EFTPOS Australia is partnering with C-SAM to to set up trials with 10 Aussie retailers to offer payments via NFC-enabled mobile phones soon. C-SAM will offer a white labelled product and wallet to allow broad adoption over the EFTPOS network in Australia within 3 years. Could be a game changer and yet another sign that handset adoption is behind us and time to get solutions ready to go.
According to Strategy Analytics' blog most new LTE (long term evolution) 4G handsets will have NFC installed in 2013. The technology is now supported as a default inclusion in top end Samsung, Blackberry, Google, Microsoft, Motorola, HTC to name a few.
9 out of 10 top selling handsets in Australia now include NFC, and given sales growth rates of Android devices, the projected doubling of NFC-enabled devices in this report would seem assured.
Brick and mortar retailers are not waiting for mobile payments and are leveraging mobile solutions already in the market, such as mobile advertising, couponing, loyalty cards and alternative payments, to drive footfall in stores, and convert that footfall into revenues. We can help you use NFC today to achieve all of the above. Get in touch now with our sales team to find out how we can help you: firstname.lastname@example.org
Samsung Electronics Co., Ltd. has introduced three separate mobile printing solutions that will make it possible to print from mobile devices with only a few simple taps. Available on the GALAXY S4, these mobile printing solutions consist of a mobile printing app for both smartphones and tablets, a built-in “Print” command in the mobile operating system, as well as the integration of Near Field Communication (NFC) technology in several new Samsung printers.
SMARTRAC N.V., the leading developer, manufacturer, and supplier of RFID transponders and inlays, today announced Albury-based NFCWireless.com.au as the winner of its global NFCtags.com partner competition.
NFCWireless.com.au has been awarded first place in a global NFC product design competition due to the ease of use of its Tagster Hotdots and Tagster.it app, which allows anyone with an NFC phone to customize NFC tags to perform complex tasks regardless of design or technology skills. It thereby embodies the vision of NFC.
NFC Wireless' parent company Commerce In Motion has been busy this year sponsoring entrepreneurs in NFC exploration through the UTS U-Lab course in Entrepreneurship for 2012.
iOS has been the obvious answer to this mundane and obvious question for many years.
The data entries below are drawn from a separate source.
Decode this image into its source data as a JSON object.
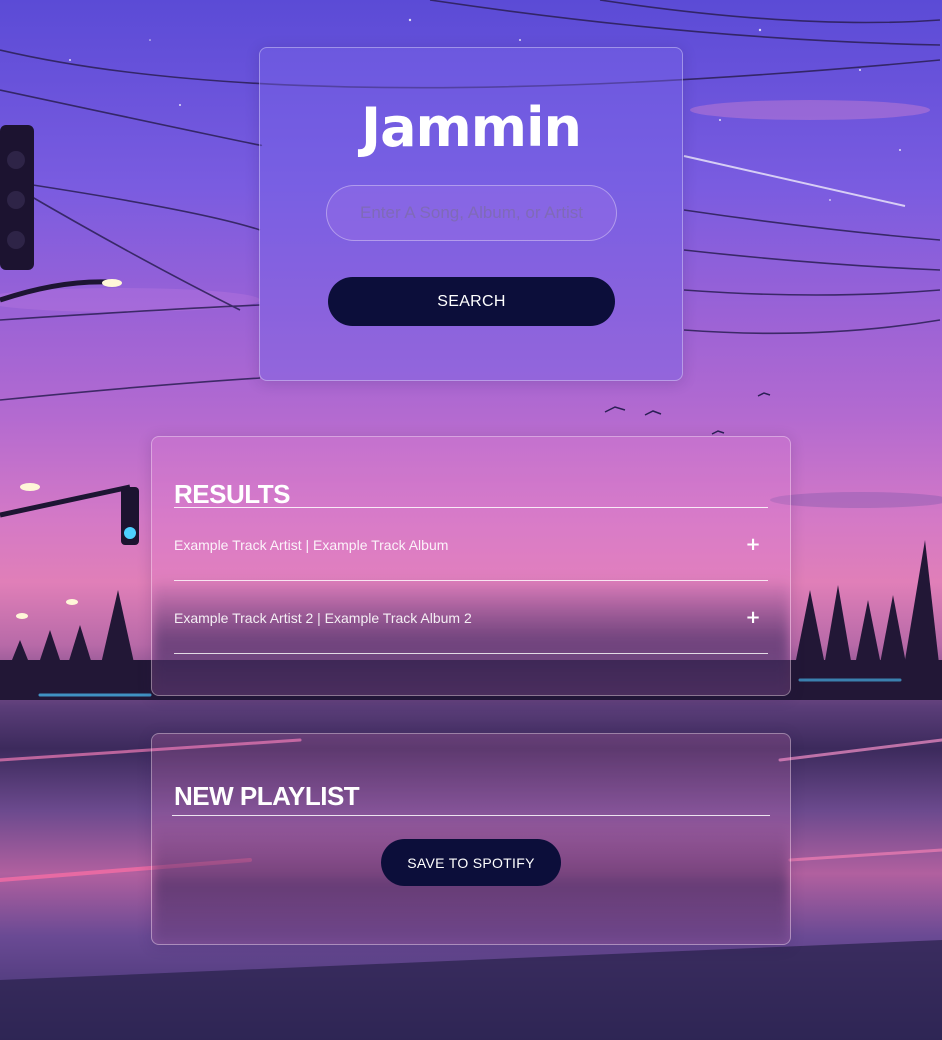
{
  "app": {
    "logo_text": "Jammin"
  },
  "search": {
    "placeholder": "Enter A Song, Album, or Artist",
    "value": "",
    "button_label": "SEARCH"
  },
  "results": {
    "title": "RESULTS",
    "tracks": [
      {
        "label": "Example Track Artist | Example Track Album",
        "action": "+"
      },
      {
        "label": "Example Track Artist 2 | Example Track Album 2",
        "action": "+"
      }
    ]
  },
  "playlist": {
    "title": "NEW PLAYLIST",
    "save_label": "SAVE TO SPOTIFY"
  },
  "colors": {
    "button_bg": "#0c0e3a",
    "text": "#ffffff",
    "sky_top": "#5b4bd6",
    "sky_horizon": "#e07fb8"
  }
}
But as of this year, not anymore. According to recent Telsyte research Andoid now deliver 44% of Australian smart phone operating systems, to Apples' 43%. Given Australia's long held love affair with Apple's iPhone, this is a milestone of some note.
The drivers for this are given as lower cost devices, more choice in devices and responsive design across platforms (you don't have to build and maintain multiple versions). With Apple releasing one phone per annum and the need to now respond to smaller tablets entering the market, it will be interesting to see these same figures in a year's time.
A lot of clients ask us why NFC over QR or what situations to use each in. Here are the basics:
QR offers a link and has no production cost if being placed into printed media. At high resolution it reads well with most cameras if printed on a flat, non-reflective surface.
NFC offers over 20 additional interactions (and growing) to turn on
phone functions, set preferences, launch apps, pass through data to
third parties to 'order' things. It can do this because it allows data
to be written and read from the tag, can be encrypted and can be used in
or on almost any material or product.
By Mike Clark NFC World 26/02/12
An online NFC store has opened in Australia. NFC Wireless supplies tags, readers and software, and can provide encoding, printing and NFC software development services. The store also offers a range of A$5 unbranded NFC window stickers for functions such as “Follow us on Twitter” and “Check in here”. “We will strive to be Australia’s NFC provider of choice,” says CEO Justine Mittelheuser.